Children are back at school, which means they’re going to be exposed to bugs. Try these ideas to keep them healthy.
Breast-feeding, letting minor childhood ailments run their course without taking unnecessary antibiotics, and controlling exposure to environmental toxins and allergens will lay the groundwork for healthy immune system development.
A new school, peer group problems, and learning challenges can all trigger anxiety and stress, which in turn interfere with T and B cell function (the major cellular components of the immune response). Enlist support from a counsellor, and teach your child useful stress-management techniques, such as deep breathing, visualisation and journaling.
Environmental pollutants can compromise immunity. Reduce or eliminate household and garden chemicals and swap to natural and plant-based products. Buy organic produce and avoid processed foods. Use dust covers on mattresses and choose timber or tiled floors, not carpets. Have your home checked for damp and mould and take steps to remedy them. Limit screen time.
At any age, exercise enhances immune function and relieves stress. However, where an adult can get away with just three 30-minute exercise sessions a week, children need more. Children and teens should do 60 minutes or more of physical activity every day. Most of this can be moderate activity, like walking, but at least three days a week should be vigorous activity, such as playing sport.
Obesity is a key risk factor in the development of all major diseases. Maintaining a healthy body weight from childhood onwards is a sensible way to support long-term immune health as well as overall wellbeing and self-esteem. Avoid foods containing added sugar, all refined or processed foods and junk food. Check labels and avoid food colourings, additives and preservatives, wherever possible.
Eat to boost immunity
In addition to providing a balanced diet, you can help maintain your child’s peak disease-fighting capacity with these immune-boosting snacks and lunch-box ideas.
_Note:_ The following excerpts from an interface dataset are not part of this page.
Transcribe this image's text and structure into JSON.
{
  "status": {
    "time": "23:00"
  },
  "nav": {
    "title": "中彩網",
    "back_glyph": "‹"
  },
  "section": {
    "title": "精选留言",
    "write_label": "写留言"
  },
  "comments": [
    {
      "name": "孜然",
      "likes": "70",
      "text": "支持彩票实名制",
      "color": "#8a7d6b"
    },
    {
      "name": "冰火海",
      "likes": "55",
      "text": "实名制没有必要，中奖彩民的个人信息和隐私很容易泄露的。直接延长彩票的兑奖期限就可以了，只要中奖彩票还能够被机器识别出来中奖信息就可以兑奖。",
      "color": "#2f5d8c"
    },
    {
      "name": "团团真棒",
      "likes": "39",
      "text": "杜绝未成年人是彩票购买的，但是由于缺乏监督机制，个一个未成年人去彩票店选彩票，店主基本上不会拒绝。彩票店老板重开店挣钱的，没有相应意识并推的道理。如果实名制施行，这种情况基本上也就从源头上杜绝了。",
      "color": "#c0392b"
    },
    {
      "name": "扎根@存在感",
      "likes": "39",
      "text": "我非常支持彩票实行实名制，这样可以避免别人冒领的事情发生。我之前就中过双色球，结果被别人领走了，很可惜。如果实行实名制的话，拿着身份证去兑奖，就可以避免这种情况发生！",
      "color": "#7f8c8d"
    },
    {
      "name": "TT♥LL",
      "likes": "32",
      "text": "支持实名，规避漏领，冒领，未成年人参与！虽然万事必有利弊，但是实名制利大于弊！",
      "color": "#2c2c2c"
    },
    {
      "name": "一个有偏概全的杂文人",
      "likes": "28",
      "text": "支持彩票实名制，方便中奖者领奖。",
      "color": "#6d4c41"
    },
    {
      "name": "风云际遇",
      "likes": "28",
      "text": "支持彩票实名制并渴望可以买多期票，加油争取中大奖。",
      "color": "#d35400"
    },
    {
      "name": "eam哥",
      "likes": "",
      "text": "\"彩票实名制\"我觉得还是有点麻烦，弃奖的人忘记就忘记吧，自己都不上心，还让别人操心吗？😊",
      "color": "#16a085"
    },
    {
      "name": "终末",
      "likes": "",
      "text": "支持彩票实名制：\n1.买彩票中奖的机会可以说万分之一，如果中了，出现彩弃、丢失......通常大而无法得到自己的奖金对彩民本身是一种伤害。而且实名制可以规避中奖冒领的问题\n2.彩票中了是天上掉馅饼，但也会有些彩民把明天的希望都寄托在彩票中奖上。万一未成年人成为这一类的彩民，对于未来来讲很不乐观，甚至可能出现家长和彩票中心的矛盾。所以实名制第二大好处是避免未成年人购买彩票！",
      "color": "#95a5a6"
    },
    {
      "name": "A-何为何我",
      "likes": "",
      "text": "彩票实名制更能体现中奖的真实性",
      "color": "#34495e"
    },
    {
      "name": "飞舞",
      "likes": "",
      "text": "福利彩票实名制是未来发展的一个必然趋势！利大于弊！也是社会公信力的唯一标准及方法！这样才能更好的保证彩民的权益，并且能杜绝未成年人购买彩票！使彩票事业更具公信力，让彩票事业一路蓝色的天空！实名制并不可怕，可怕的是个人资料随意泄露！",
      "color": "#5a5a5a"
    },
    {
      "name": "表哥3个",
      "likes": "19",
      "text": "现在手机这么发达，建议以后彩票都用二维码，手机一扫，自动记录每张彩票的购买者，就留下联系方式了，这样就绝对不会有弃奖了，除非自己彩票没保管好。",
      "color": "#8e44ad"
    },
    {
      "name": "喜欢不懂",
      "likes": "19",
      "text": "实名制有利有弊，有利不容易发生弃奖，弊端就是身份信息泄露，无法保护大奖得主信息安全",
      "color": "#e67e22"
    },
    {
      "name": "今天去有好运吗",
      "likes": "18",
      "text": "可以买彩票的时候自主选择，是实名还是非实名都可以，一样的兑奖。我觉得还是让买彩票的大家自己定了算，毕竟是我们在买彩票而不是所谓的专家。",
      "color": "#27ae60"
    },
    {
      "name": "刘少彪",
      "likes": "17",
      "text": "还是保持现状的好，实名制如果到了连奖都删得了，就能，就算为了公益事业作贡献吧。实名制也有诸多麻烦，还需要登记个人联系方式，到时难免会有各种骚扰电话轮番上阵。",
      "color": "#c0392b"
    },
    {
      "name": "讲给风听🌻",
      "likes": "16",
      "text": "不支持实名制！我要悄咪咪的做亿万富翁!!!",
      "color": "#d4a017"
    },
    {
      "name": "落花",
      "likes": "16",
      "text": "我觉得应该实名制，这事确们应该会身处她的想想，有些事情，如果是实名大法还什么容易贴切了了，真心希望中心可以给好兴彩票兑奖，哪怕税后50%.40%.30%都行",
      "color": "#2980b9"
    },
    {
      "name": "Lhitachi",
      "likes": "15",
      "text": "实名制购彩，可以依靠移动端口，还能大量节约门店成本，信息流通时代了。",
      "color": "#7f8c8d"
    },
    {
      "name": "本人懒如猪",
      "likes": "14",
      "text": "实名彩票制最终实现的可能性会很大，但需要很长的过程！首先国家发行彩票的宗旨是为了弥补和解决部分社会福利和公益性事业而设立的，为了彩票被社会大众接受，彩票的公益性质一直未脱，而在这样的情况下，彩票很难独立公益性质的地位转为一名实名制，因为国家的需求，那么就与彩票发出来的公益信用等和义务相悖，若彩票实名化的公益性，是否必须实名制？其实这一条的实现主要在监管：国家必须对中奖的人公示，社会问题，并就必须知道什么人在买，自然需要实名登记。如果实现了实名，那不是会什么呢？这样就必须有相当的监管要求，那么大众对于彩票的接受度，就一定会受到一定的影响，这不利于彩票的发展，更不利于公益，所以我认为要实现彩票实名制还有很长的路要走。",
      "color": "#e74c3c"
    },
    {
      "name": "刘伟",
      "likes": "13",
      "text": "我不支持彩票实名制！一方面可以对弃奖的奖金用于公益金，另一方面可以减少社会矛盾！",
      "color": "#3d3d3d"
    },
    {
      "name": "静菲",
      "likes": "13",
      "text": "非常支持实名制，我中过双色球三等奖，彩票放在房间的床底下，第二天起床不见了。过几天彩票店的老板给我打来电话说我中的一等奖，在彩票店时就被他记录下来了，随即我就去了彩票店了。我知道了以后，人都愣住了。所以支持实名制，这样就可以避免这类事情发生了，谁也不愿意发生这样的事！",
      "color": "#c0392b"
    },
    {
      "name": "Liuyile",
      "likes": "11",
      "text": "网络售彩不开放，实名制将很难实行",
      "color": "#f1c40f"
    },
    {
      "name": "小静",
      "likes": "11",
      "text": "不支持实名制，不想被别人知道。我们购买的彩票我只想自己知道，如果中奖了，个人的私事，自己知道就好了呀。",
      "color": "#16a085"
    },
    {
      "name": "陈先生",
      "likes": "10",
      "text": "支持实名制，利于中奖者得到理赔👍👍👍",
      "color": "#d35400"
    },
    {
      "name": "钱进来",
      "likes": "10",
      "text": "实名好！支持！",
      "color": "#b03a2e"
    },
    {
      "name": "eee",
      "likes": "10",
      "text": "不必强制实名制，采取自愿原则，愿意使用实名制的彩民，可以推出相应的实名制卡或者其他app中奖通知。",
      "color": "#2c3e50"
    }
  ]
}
Consider a daily probiotic and prebiotic supplement that you could add to their juice or yoghurt to help support not only their immune system but their digestive system too.
A rich source of vitamins A, C, E and zinc, apricots support antibody production, and promote detoxification and waste elimination.
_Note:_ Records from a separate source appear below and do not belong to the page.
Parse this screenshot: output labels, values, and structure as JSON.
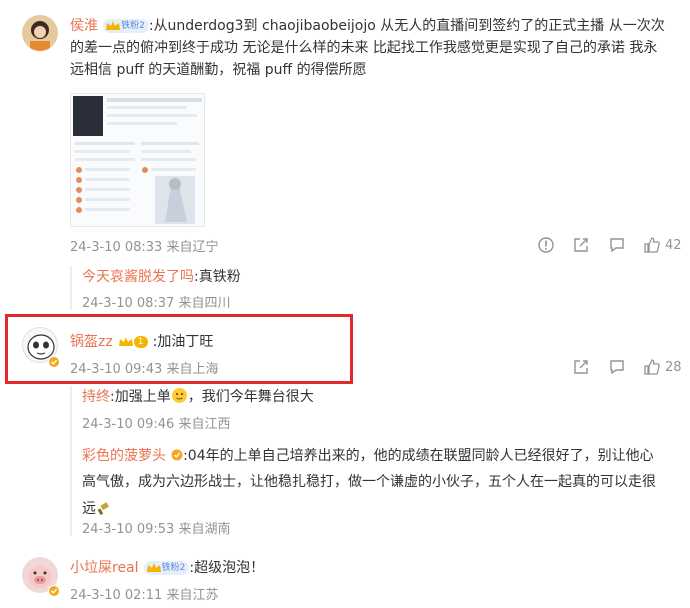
{
  "comments": [
    {
      "user": "侯淮",
      "fan_badge": "铁粉2",
      "text_line1": ":从underdog3到 chaojibaobeijojo 从无人的直播间到签约了的正式主播 从一次次",
      "text_line2": "的差一点的俯冲到终于成功 无论是什么样的未来 比起找工作我感觉更是实现了自己的承诺 我永",
      "text_line3": "远相信 puff 的天道酬勤，祝福 puff 的得偿所愿",
      "time": "24-3-10 08:33",
      "location": "来自辽宁",
      "likes": "42",
      "replies": [
        {
          "user": "今天哀酱脱发了吗",
          "text": ":真铁粉",
          "time": "24-3-10 08:37",
          "location": "来自四川"
        }
      ]
    },
    {
      "user": "锅盔zz",
      "level_badge": "1",
      "text": ":加油丁旺",
      "time": "24-3-10 09:43",
      "location": "来自上海",
      "likes": "28",
      "replies": [
        {
          "user": "持终",
          "text": ":加强上单",
          "text_tail": "，我们今年舞台很大",
          "time": "24-3-10 09:46",
          "location": "来自江西"
        },
        {
          "user": "彩色的菠萝头",
          "text_line1": ":04年的上单自己培养出来的，他的成绩在联盟同龄人已经很好了，别让他心",
          "text_line2": "高气傲，成为六边形战士，让他稳扎稳打，做一个谦虚的小伙子，五个人在一起真的可以走很",
          "text_line3": "远",
          "time": "24-3-10 09:53",
          "location": "来自湖南"
        }
      ]
    },
    {
      "user": "小垃屎real",
      "fan_badge": "铁粉2",
      "text": ":超级泡泡！",
      "time": "24-3-10 02:11",
      "location": "来自江苏"
    }
  ],
  "colors": {
    "name": "#eb7350",
    "meta": "#939393",
    "highlight": "#e6262d"
  }
}
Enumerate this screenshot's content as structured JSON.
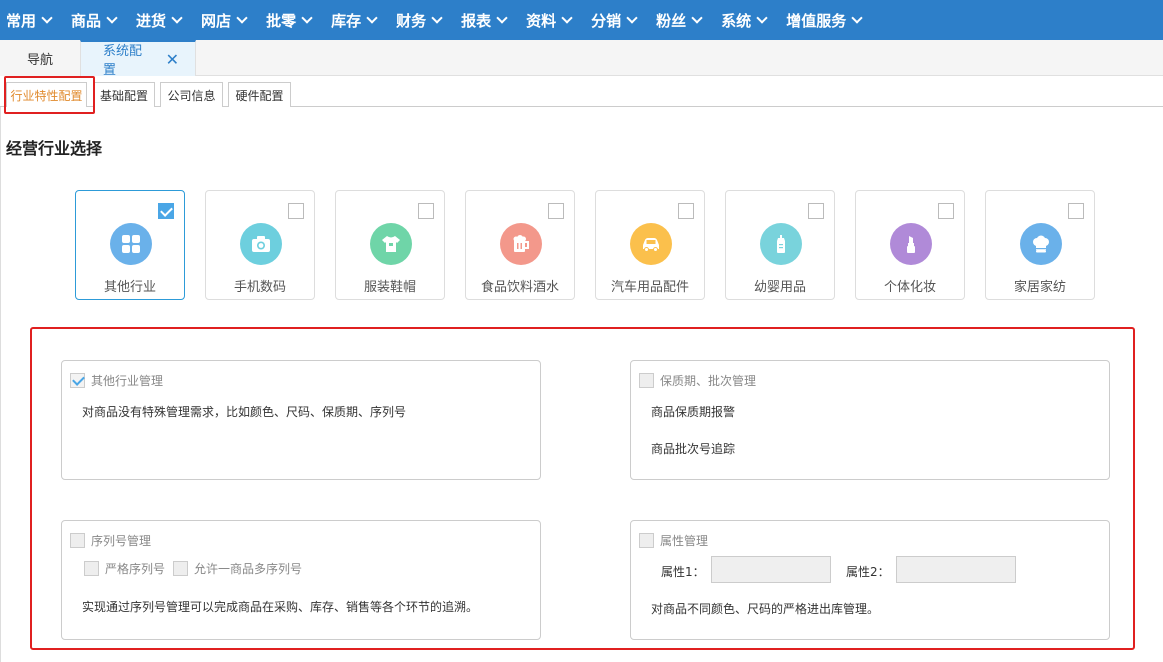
{
  "topnav": {
    "items": [
      "常用",
      "商品",
      "进货",
      "网店",
      "批零",
      "库存",
      "财务",
      "报表",
      "资料",
      "分销",
      "粉丝",
      "系统",
      "增值服务"
    ]
  },
  "pagetabs": {
    "nav_label": "导航",
    "active_label": "系统配置",
    "close_glyph": "✕"
  },
  "subtabs": [
    "行业特性配置",
    "基础配置",
    "公司信息",
    "硬件配置"
  ],
  "section_title": "经营行业选择",
  "industries": [
    {
      "label": "其他行业",
      "icon": "grid-icon",
      "color": "#6ab1ea",
      "selected": true
    },
    {
      "label": "手机数码",
      "icon": "camera-icon",
      "color": "#6dcfde",
      "selected": false
    },
    {
      "label": "服装鞋帽",
      "icon": "shirt-icon",
      "color": "#6fd5a8",
      "selected": false
    },
    {
      "label": "食品饮料酒水",
      "icon": "beer-icon",
      "color": "#f3988b",
      "selected": false
    },
    {
      "label": "汽车用品配件",
      "icon": "car-icon",
      "color": "#fbc04c",
      "selected": false
    },
    {
      "label": "幼婴用品",
      "icon": "bottle-icon",
      "color": "#79d3dc",
      "selected": false
    },
    {
      "label": "个体化妆",
      "icon": "lipstick-icon",
      "color": "#b08ad8",
      "selected": false
    },
    {
      "label": "家居家纺",
      "icon": "chef-hat-icon",
      "color": "#6ab1ea",
      "selected": false
    }
  ],
  "panels": {
    "other": {
      "title": "其他行业管理",
      "desc": "对商品没有特殊管理需求，比如颜色、尺码、保质期、序列号",
      "checked": true
    },
    "shelf": {
      "title": "保质期、批次管理",
      "line1": "商品保质期报警",
      "line2": "商品批次号追踪",
      "checked": false
    },
    "serial": {
      "title": "序列号管理",
      "opt1": "严格序列号",
      "opt2": "允许一商品多序列号",
      "desc": "实现通过序列号管理可以完成商品在采购、库存、销售等各个环节的追溯。",
      "checked": false
    },
    "attr": {
      "title": "属性管理",
      "attr1_label": "属性1：",
      "attr2_label": "属性2：",
      "attr1_value": "",
      "attr2_value": "",
      "desc": "对商品不同颜色、尺码的严格进出库管理。",
      "checked": false
    }
  }
}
- 2 cups desiccated coconut
- 1 cup pitted Medjool dates
- 1 cup unsulphured dried apricots
- Extra desiccated coconut, for rolling
Place first three ingredients in a food processor and process on high speed to form a workable paste. Roll teaspoonfuls of the mixture into balls and roll in the extra coconut. Refrigerate in an airtight container.
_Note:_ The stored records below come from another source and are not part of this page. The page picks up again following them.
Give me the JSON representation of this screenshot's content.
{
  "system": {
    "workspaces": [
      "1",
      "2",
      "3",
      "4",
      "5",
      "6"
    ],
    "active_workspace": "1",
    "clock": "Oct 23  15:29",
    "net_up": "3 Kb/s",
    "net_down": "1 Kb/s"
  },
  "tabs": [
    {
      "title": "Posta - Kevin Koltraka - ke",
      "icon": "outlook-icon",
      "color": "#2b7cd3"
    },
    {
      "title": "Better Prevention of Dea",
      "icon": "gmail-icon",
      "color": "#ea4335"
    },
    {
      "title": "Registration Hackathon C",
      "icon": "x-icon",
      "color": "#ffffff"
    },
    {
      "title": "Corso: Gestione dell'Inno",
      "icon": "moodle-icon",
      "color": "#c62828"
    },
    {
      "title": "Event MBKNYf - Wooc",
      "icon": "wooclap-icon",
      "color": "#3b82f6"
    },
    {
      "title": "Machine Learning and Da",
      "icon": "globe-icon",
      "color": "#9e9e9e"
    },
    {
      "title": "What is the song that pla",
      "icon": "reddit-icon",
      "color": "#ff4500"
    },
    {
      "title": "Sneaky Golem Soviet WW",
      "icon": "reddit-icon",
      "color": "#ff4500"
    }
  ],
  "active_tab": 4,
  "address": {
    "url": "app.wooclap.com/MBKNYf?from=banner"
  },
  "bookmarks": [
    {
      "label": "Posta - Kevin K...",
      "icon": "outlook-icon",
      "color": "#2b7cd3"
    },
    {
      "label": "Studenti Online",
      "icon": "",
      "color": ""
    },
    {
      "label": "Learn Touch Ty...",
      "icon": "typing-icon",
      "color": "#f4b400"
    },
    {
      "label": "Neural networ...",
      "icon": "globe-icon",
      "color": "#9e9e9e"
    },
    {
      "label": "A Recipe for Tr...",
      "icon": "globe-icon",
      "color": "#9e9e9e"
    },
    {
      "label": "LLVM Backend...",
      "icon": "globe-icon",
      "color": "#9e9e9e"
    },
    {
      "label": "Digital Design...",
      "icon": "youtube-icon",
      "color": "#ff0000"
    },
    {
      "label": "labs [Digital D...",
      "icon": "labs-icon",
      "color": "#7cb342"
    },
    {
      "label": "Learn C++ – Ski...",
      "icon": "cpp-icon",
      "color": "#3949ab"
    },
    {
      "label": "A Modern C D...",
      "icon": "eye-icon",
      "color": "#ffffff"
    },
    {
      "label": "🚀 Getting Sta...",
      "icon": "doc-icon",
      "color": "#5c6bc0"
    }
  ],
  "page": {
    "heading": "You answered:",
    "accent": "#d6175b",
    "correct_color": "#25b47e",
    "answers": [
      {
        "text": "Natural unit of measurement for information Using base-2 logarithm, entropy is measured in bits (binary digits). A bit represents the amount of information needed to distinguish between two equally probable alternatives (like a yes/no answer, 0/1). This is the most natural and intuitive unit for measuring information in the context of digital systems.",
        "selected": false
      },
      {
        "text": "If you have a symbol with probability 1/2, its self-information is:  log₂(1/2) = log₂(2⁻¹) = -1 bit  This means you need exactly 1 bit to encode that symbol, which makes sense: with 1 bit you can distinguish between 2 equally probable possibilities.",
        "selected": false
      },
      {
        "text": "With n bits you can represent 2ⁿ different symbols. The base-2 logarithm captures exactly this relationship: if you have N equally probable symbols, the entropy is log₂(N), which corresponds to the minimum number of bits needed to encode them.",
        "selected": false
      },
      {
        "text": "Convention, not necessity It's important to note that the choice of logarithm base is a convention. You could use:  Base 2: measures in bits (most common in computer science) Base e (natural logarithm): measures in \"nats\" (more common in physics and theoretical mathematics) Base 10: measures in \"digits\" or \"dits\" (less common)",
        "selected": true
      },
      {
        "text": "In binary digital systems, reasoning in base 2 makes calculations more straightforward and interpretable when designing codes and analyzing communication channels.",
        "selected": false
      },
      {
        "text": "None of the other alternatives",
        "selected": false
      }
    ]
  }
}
Chickpeas provide B-group vitamins, protein, calcium and fibre; they also protect cells from free radicals.
- 2 x 400g cans chickpeas, drained
- 2 teaspoons olive oil
- 2-3 cloves garlic, crushed
- sea salt
- 2 teaspoons dried thyme
- few pinches paprika
Preheat oven to 180C. Line a baking tray with paper.
Use paper towel to pat and press chickpeas to remove moisture. Toss chickpeas with the oil and seasonings. Spread out on the tray. Roast for 25 minutes then remove tray, shake chickpeas to turn them, and return to oven for a further 20-25 minutes. Cool. Store in an airtight container.